Drug Resistance (Dapsone, Rifampicin, Ofloxacin) and Resistance-Related Gene Mutation Features in Leprosy Patients: A Systematic Review and Meta-Analysis.
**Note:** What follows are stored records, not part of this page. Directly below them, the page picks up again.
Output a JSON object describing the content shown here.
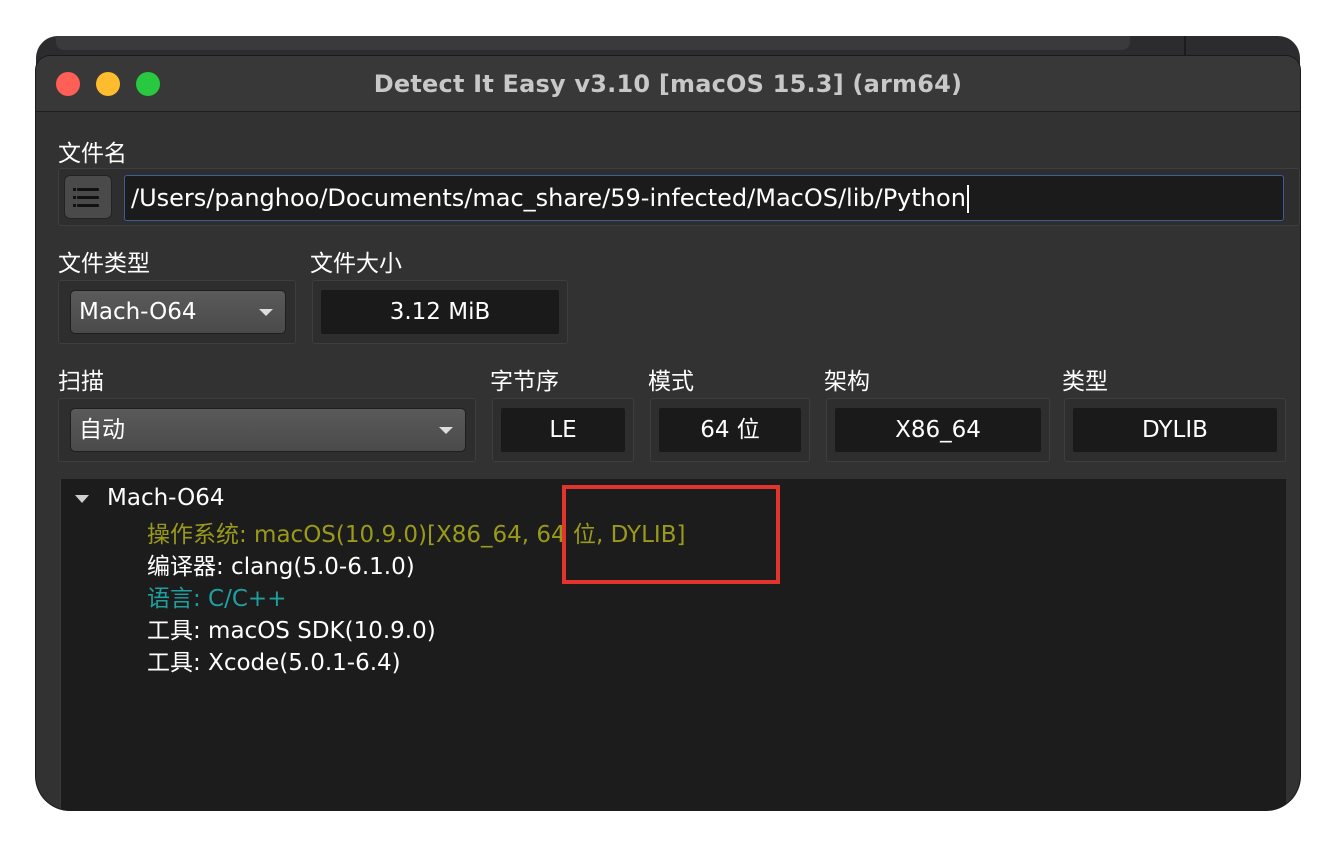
{
  "window": {
    "title": "Detect It Easy v3.10 [macOS 15.3] (arm64)"
  },
  "file": {
    "label": "文件名",
    "path": "/Users/panghoo/Documents/mac_share/59-infected/MacOS/lib/Python"
  },
  "file_type": {
    "label": "文件类型",
    "value": "Mach-O64"
  },
  "file_size": {
    "label": "文件大小",
    "value": "3.12 MiB"
  },
  "scan": {
    "label": "扫描",
    "value": "自动"
  },
  "endianness": {
    "label": "字节序",
    "value": "LE"
  },
  "mode": {
    "label": "模式",
    "value": "64 位"
  },
  "arch": {
    "label": "架构",
    "value": "X86_64"
  },
  "type": {
    "label": "类型",
    "value": "DYLIB"
  },
  "results": {
    "root": "Mach-O64",
    "items": [
      {
        "text": "操作系统: macOS(10.9.0)[X86_64, 64 位, DYLIB]",
        "color": "#9a9a1a"
      },
      {
        "text": "编译器: clang(5.0-6.1.0)",
        "color": "#ffffff"
      },
      {
        "text": "语言: C/C++",
        "color": "#1ea0a0"
      },
      {
        "text": "工具: macOS SDK(10.9.0)",
        "color": "#ffffff"
      },
      {
        "text": "工具: Xcode(5.0.1-6.4)",
        "color": "#ffffff"
      }
    ]
  },
  "annotation": {
    "color": "#e0342c"
  }
}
Dapsone (DDS), Rifampicin (RIF) and Ofloxacin (OFL) are drugs recommended by the World Health Organization (WHO) for the treatment of leprosy. In the context of leprosy, resistance to these drugs occurs mainly due to mutations in the target genes (Folp1, RpoB and GyrA). It is important to monitor antimicrobial resistance in patients with leprosy. Therefore, we performed a meta-analysis of drug resistance in Mycobacterium leprae and the mutational profile of the target genes. In this paper, we limited the study period to May 2022 and searched PubMed, Web of Science (WOS), Scopus, and Embase databases for identified studies. Two independent reviewers extracted the study data. Mutation and drug-resistance rates were estimated in Stata 16.0. The results demonstrated that the drug-resistance rate was 10.18% (95% CI: 7.85-12.51). Subgroup analysis showed the highest resistance rate was in the Western Pacific region (17.05%, 95% CI:1.80 to 13.78), and it was higher after 2009 than before [(11.39%, 7.46-15.33) vs. 6.59% (3.66-9.53)]. We can conclude that the rate among new cases (7.25%, 95% CI: 4.65-9.84) was lower than the relapsed (14.26%, 95 CI%: 9.82-18.71). Mutation rates of Folp1, RpoB and GyrA were 4.40% (95% CI: 3.02-5.77), 3.66% (95% CI: 2.41-4.90) and 1.28% (95% CI: 0.87-1.71) respectively, while the rate for polygenes mutation was 1.73% (0.83-2.63). For further analysis, we used 368 drug-resistant strains as research subjects and found that codons (Ser, Pro, Ala) on RpoB, Folp1 and GyrA are the most common mutation sites in the determining region (DRDR). In addition, the most common substitution patterns of Folp1, RpoB, and GyrA are Pro→Leu, Ser→Leu, and Ala→Val. This study found that a higher proportion of patients has developed resistance to these drugs, and the rate has increased since 2009, which continue to pose a challenge to clinicians. In addition, the amino acid alterations in the sequence of the DRDR regions and the substitution patterns mentioned in the study also provide new ideas for clinical treatment options.